START Data shown

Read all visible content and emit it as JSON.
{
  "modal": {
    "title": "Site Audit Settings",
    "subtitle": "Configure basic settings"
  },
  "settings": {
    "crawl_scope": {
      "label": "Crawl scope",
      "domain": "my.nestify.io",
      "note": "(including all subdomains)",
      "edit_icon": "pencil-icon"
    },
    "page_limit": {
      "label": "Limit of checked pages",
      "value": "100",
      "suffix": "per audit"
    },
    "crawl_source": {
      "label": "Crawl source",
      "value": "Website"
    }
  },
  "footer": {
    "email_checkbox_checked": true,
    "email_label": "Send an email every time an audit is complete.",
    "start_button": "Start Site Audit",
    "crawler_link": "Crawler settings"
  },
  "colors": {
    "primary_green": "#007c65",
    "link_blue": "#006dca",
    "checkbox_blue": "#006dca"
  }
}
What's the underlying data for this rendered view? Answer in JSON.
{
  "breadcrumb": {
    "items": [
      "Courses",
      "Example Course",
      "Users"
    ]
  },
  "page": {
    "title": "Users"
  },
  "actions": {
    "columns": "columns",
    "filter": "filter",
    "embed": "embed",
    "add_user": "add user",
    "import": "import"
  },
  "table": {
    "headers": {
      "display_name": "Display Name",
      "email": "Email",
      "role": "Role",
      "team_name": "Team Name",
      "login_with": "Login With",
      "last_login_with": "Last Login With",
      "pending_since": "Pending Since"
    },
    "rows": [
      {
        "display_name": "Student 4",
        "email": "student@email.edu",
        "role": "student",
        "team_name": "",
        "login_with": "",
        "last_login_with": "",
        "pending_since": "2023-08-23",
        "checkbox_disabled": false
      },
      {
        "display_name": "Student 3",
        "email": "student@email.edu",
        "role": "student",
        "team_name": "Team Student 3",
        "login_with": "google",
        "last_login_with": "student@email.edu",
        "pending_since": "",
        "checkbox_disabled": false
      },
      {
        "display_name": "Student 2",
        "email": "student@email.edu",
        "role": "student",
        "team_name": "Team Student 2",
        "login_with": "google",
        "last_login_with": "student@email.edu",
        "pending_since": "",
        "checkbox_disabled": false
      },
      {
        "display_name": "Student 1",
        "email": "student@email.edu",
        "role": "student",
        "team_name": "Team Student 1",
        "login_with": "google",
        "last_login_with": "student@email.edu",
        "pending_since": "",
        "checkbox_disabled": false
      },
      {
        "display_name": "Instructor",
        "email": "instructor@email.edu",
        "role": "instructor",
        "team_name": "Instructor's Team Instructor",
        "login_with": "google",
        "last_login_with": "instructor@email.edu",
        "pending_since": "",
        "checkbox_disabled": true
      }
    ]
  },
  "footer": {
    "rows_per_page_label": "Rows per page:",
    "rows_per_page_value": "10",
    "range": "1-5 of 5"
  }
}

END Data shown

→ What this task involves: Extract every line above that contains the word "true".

→ Task output:
    "email_checkbox_checked": true,
        "checkbox_disabled": true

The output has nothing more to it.